Finland  •    •  122m  •    •  Directed by: Timo Linnasalo.  •  Starring: Paavo Piskonen, Lilga Kovanko, Antti Litja, Erkki Pajala, Jani Puroranta, Armi Sillanpää, Olli Alho, Antti Aro, Eino Haavisto, Seppo Sariola, Marja-Leena Keski-Kuha, Jouko Aaltonen, Masaaki Hashimoto.  •  Music by: Antti Hytti.
A scientist is cryogenically frozen in 1970 and revived thirty years later in a world where his groundbreaking research on gravity has become obsolete and he himself is even more alienated than before.


Image from: Aurinkotuuli (1980)
Inspired by his involvement in Risto Jarva's science-fiction film Ruusujen aika, producer and screenwriter Kullervo Kukkasjärvi dreamed up his own "sleeper awakes" vision of the future in his first and only novel Aurinkotuuli (The Solar Wind). It is the story of an alienated scientist who dies in 1970 and is revived from cryogenic suspension thirty years later, only to find his groundbreaking research on gravity obsolete and himself even more alienated than before.

While the actual story mostly concerns his search for meaning and belonging through love, the novel also manages to economically sketch an outline of a socially and economically changed world. Little of this speculation, and hence no sense of the future, comes across in the film. Ironically, the film's pedestrian depiction of the Millennium's edge also appears more accurate to today's audience than the richly imagined but more time-bound vision offered by Ruusujen aika. Meanwhile, the novel's literary but slyly playful first-person narration and musings on the ambiguous history of scientific progress are dumped on the hapless audience through horribly stilted dialogue by the stunningly lifeless cast of otherwise solid professionals. The few touches of genuine cinematic inspiration only serve to further confuse the hobbling narrative.

Despite its putative science-fiction premise, the film is largely a conventional and undistinguished 1970s Finnish drama about estrangement and death wish, complete with melodramatic clichés like maudlin drunkenness in a sauna.

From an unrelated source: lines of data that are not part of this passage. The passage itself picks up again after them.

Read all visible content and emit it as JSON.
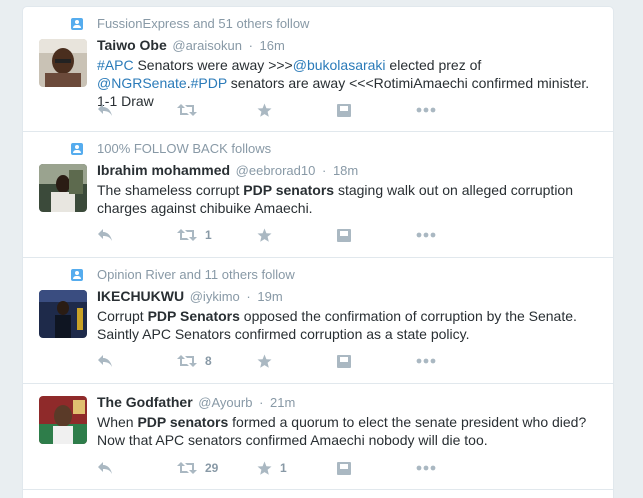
{
  "tweets": [
    {
      "context": "FussionExpress and 51 others follow",
      "fullname": "Taiwo Obe",
      "username": "@araisokun",
      "time": "16m",
      "text_parts": [
        {
          "t": "#APC",
          "k": "hash"
        },
        {
          "t": " Senators were away >>>",
          "k": "plain"
        },
        {
          "t": "@bukolasaraki",
          "k": "link"
        },
        {
          "t": " elected prez of ",
          "k": "plain"
        },
        {
          "t": "@NGRSenate",
          "k": "link"
        },
        {
          "t": ".",
          "k": "plain"
        },
        {
          "t": "#PDP",
          "k": "hash"
        },
        {
          "t": " senators are away <<<RotimiAmaechi confirmed minister. 1-1 Draw",
          "k": "plain"
        }
      ],
      "retweets": "",
      "favorites": ""
    },
    {
      "context": "100% FOLLOW BACK follows",
      "fullname": "Ibrahim mohammed",
      "username": "@eebrorad10",
      "time": "18m",
      "text_parts": [
        {
          "t": "The shameless corrupt ",
          "k": "plain"
        },
        {
          "t": "PDP senators",
          "k": "bold"
        },
        {
          "t": " staging walk out on alleged corruption charges against chibuike Amaechi.",
          "k": "plain"
        }
      ],
      "retweets": "1",
      "favorites": ""
    },
    {
      "context": "Opinion River and 11 others follow",
      "fullname": "IKECHUKWU",
      "username": "@iykimo",
      "time": "19m",
      "text_parts": [
        {
          "t": "Corrupt ",
          "k": "plain"
        },
        {
          "t": "PDP Senators",
          "k": "bold"
        },
        {
          "t": " opposed the confirmation of corruption by the Senate. Saintly APC Senators confirmed corruption as a state policy.",
          "k": "plain"
        }
      ],
      "retweets": "8",
      "favorites": ""
    },
    {
      "context": "",
      "fullname": "The Godfather",
      "username": "@Ayourb",
      "time": "21m",
      "text_parts": [
        {
          "t": "When ",
          "k": "plain"
        },
        {
          "t": "PDP senators",
          "k": "bold"
        },
        {
          "t": " formed a quorum to elect the senate president who died? Now that APC senators confirmed Amaechi nobody will die too.",
          "k": "plain"
        }
      ],
      "retweets": "29",
      "favorites": "1"
    }
  ],
  "separator": "·",
  "icons": [
    "follow-context-icon",
    "reply-icon",
    "retweet-icon",
    "favorite-icon",
    "save-icon",
    "more-icon"
  ],
  "colors": {
    "link": "#2b7bb9",
    "muted": "#8899a6",
    "icon": "#aab8c2",
    "context_icon": "#55acee",
    "background": "#e9eef1"
  }
}
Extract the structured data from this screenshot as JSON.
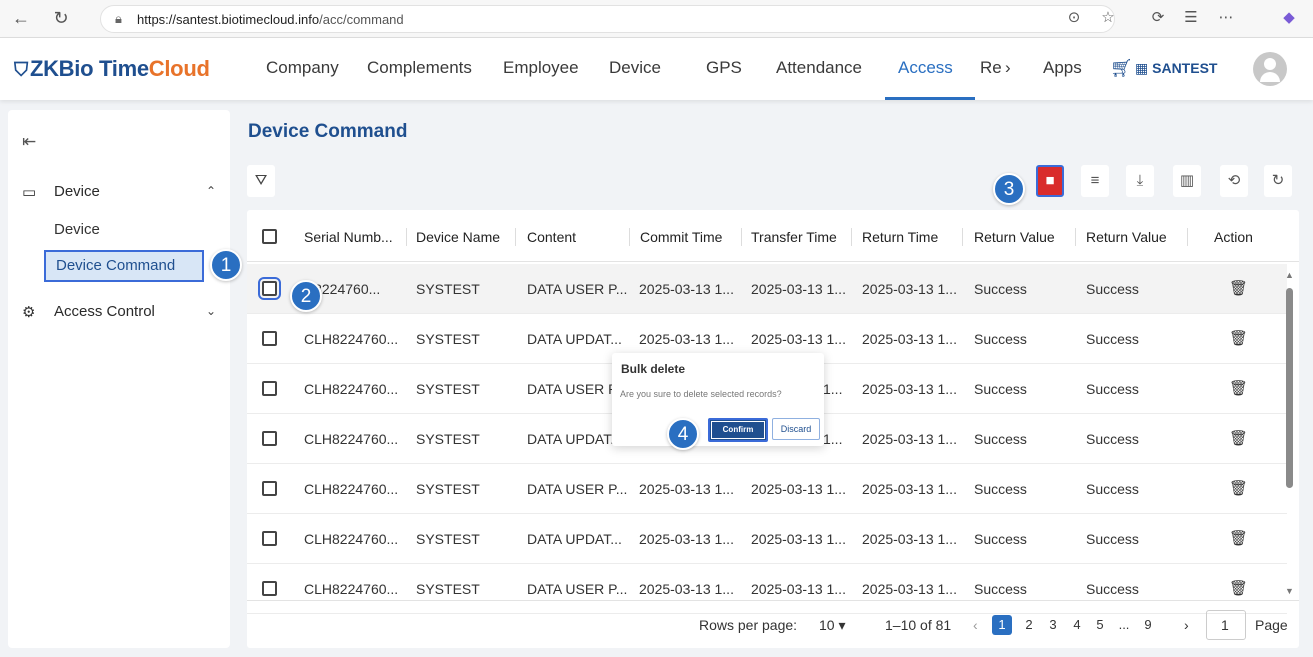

The film gains little extra depth or perspective from its premise, which generally is the whole point of such futuristic speculation. The fragile protagonist may court sympathy, but his lifelessly told story cannot hold attention. Like his life, the film ultimately becomes an exercise in futility. For all its faults, Ruusujen aika is far the superior example of Finnish filmmakers breaking free, if only for a moment, from the shackles of overdrawn literalism and realist tradition and speculating on what might be.

Review by Yrmy from the Internet Movie Database.